[Opening RECORDS FOR THIS TASK section]

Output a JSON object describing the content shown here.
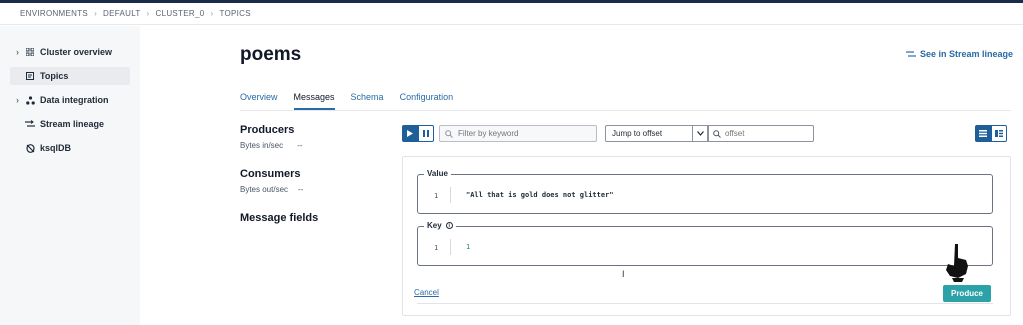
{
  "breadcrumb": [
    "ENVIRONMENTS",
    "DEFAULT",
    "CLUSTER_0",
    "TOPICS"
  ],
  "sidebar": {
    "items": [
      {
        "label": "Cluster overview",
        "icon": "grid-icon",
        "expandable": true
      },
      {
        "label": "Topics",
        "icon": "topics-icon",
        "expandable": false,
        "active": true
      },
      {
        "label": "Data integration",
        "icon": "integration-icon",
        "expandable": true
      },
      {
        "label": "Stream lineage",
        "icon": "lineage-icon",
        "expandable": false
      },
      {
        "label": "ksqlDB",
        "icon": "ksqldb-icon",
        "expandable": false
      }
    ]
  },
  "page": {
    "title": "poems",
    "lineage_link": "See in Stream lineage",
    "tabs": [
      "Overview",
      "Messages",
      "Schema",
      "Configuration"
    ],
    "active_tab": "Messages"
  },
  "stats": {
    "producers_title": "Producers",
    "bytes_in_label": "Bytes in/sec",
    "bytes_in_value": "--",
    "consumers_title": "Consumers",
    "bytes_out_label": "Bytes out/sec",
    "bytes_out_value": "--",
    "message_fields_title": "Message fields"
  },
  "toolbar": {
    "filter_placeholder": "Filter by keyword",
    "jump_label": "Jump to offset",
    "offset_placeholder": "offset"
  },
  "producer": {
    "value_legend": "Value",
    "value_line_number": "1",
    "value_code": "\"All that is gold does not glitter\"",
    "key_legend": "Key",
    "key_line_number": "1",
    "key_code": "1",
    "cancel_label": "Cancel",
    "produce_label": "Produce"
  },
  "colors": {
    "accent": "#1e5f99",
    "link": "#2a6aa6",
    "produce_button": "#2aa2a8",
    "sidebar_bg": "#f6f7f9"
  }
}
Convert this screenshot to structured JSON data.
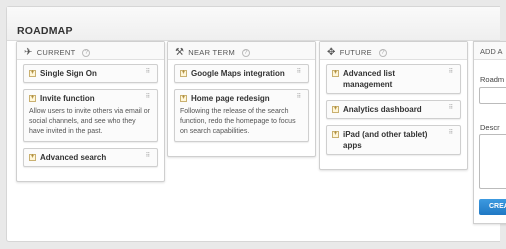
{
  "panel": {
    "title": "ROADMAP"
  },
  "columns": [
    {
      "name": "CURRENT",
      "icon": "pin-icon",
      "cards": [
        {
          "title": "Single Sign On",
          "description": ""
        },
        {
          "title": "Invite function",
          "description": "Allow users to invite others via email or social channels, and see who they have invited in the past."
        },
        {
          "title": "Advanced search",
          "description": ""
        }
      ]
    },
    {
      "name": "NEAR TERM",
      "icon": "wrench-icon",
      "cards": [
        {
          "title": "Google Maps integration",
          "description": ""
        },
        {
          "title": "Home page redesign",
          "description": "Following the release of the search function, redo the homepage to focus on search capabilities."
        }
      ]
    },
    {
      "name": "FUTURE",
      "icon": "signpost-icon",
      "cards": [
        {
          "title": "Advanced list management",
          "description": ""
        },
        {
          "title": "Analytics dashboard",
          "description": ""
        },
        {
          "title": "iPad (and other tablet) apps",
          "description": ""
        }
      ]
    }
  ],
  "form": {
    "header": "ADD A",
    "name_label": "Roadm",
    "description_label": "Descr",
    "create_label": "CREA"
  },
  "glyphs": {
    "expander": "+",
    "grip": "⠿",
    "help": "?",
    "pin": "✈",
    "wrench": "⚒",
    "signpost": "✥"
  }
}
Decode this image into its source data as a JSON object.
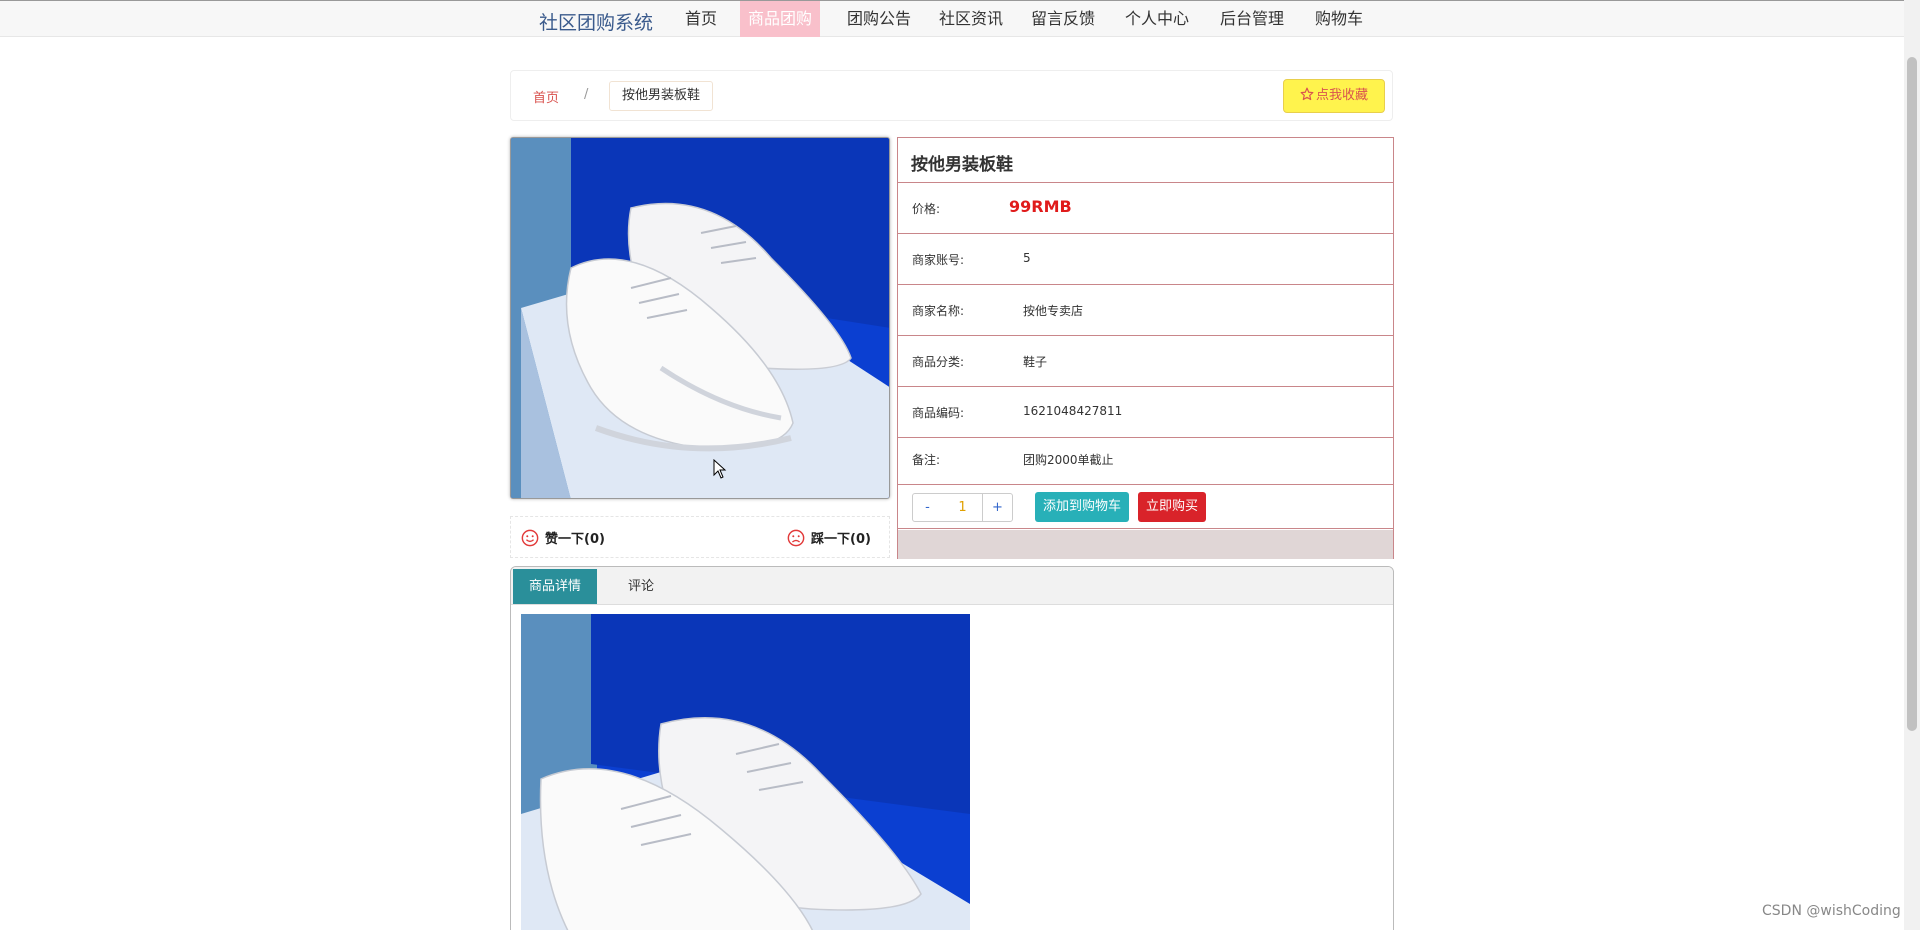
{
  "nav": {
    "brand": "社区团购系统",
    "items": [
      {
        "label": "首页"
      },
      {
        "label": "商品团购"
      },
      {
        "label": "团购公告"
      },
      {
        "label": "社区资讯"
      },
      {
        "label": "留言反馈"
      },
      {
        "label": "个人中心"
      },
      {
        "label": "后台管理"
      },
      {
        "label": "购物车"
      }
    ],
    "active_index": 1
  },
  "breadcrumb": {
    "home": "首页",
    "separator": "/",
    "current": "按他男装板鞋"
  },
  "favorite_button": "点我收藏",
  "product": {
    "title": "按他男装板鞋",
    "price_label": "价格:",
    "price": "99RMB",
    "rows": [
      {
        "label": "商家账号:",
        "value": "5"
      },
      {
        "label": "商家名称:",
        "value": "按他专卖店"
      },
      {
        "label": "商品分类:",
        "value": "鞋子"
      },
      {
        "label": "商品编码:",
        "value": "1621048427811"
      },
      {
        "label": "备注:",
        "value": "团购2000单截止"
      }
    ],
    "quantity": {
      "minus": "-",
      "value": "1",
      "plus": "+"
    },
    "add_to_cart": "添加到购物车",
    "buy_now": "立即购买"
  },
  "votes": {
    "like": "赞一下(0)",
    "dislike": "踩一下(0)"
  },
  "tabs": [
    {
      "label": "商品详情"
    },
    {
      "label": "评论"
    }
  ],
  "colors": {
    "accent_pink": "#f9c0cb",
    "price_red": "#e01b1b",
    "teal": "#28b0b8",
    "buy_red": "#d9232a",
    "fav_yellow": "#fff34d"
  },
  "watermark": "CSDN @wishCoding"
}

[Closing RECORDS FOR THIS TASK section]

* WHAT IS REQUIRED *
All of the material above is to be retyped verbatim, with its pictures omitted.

* TASK RESULT *
Output a JSON object describing the content shown here.
{
  "breadcrumb": [
    "ENVIRONMENTS",
    "DEFAULT",
    "CLUSTER_0",
    "TOPICS"
  ],
  "sidebar": {
    "items": [
      {
        "label": "Cluster overview",
        "icon": "grid-icon",
        "expandable": true
      },
      {
        "label": "Topics",
        "icon": "topics-icon",
        "expandable": false,
        "active": true
      },
      {
        "label": "Data integration",
        "icon": "integration-icon",
        "expandable": true
      },
      {
        "label": "Stream lineage",
        "icon": "lineage-icon",
        "expandable": false
      },
      {
        "label": "ksqlDB",
        "icon": "ksqldb-icon",
        "expandable": false
      }
    ]
  },
  "page": {
    "title": "poems",
    "lineage_link": "See in Stream lineage",
    "tabs": [
      "Overview",
      "Messages",
      "Schema",
      "Configuration"
    ],
    "active_tab": "Messages"
  },
  "stats": {
    "producers_title": "Producers",
    "bytes_in_label": "Bytes in/sec",
    "bytes_in_value": "--",
    "consumers_title": "Consumers",
    "bytes_out_label": "Bytes out/sec",
    "bytes_out_value": "--",
    "message_fields_title": "Message fields"
  },
  "toolbar": {
    "filter_placeholder": "Filter by keyword",
    "jump_label": "Jump to offset",
    "offset_placeholder": "offset"
  },
  "producer": {
    "value_legend": "Value",
    "value_line_number": "1",
    "value_code": "\"All that is gold does not glitter\"",
    "key_legend": "Key",
    "key_line_number": "1",
    "key_code": "1",
    "cancel_label": "Cancel",
    "produce_label": "Produce"
  },
  "colors": {
    "accent": "#1e5f99",
    "link": "#2a6aa6",
    "produce_button": "#2aa2a8",
    "sidebar_bg": "#f6f7f9"
  }
}
Convert this screenshot to structured JSON data.
{
  "panel": {
    "title": "ROADMAP"
  },
  "columns": [
    {
      "name": "CURRENT",
      "icon": "pin-icon",
      "cards": [
        {
          "title": "Single Sign On",
          "description": ""
        },
        {
          "title": "Invite function",
          "description": "Allow users to invite others via email or social channels, and see who they have invited in the past."
        },
        {
          "title": "Advanced search",
          "description": ""
        }
      ]
    },
    {
      "name": "NEAR TERM",
      "icon": "wrench-icon",
      "cards": [
        {
          "title": "Google Maps integration",
          "description": ""
        },
        {
          "title": "Home page redesign",
          "description": "Following the release of the search function, redo the homepage to focus on search capabilities."
        }
      ]
    },
    {
      "name": "FUTURE",
      "icon": "signpost-icon",
      "cards": [
        {
          "title": "Advanced list management",
          "description": ""
        },
        {
          "title": "Analytics dashboard",
          "description": ""
        },
        {
          "title": "iPad (and other tablet) apps",
          "description": ""
        }
      ]
    }
  ],
  "form": {
    "header": "ADD A",
    "name_label": "Roadm",
    "description_label": "Descr",
    "create_label": "CREA"
  },
  "glyphs": {
    "expander": "+",
    "grip": "⠿",
    "help": "?",
    "pin": "✈",
    "wrench": "⚒",
    "signpost": "✥"
  }
}
Decode this image into its source data as a JSON object.
{
  "nav": {
    "brand": "社区团购系统",
    "items": [
      {
        "label": "首页"
      },
      {
        "label": "商品团购"
      },
      {
        "label": "团购公告"
      },
      {
        "label": "社区资讯"
      },
      {
        "label": "留言反馈"
      },
      {
        "label": "个人中心"
      },
      {
        "label": "后台管理"
      },
      {
        "label": "购物车"
      }
    ],
    "active_index": 1
  },
  "breadcrumb": {
    "home": "首页",
    "separator": "/",
    "current": "按他男装板鞋"
  },
  "favorite_button": "点我收藏",
  "product": {
    "title": "按他男装板鞋",
    "price_label": "价格:",
    "price": "99RMB",
    "rows": [
      {
        "label": "商家账号:",
        "value": "5"
      },
      {
        "label": "商家名称:",
        "value": "按他专卖店"
      },
      {
        "label": "商品分类:",
        "value": "鞋子"
      },
      {
        "label": "商品编码:",
        "value": "1621048427811"
      },
      {
        "label": "备注:",
        "value": "团购2000单截止"
      }
    ],
    "quantity": {
      "minus": "-",
      "value": "1",
      "plus": "+"
    },
    "add_to_cart": "添加到购物车",
    "buy_now": "立即购买"
  },
  "votes": {
    "like": "赞一下(0)",
    "dislike": "踩一下(0)"
  },
  "tabs": [
    {
      "label": "商品详情"
    },
    {
      "label": "评论"
    }
  ],
  "colors": {
    "accent_pink": "#f9c0cb",
    "price_red": "#e01b1b",
    "teal": "#28b0b8",
    "buy_red": "#d9232a",
    "fav_yellow": "#fff34d"
  },
  "watermark": "CSDN @wishCoding"
}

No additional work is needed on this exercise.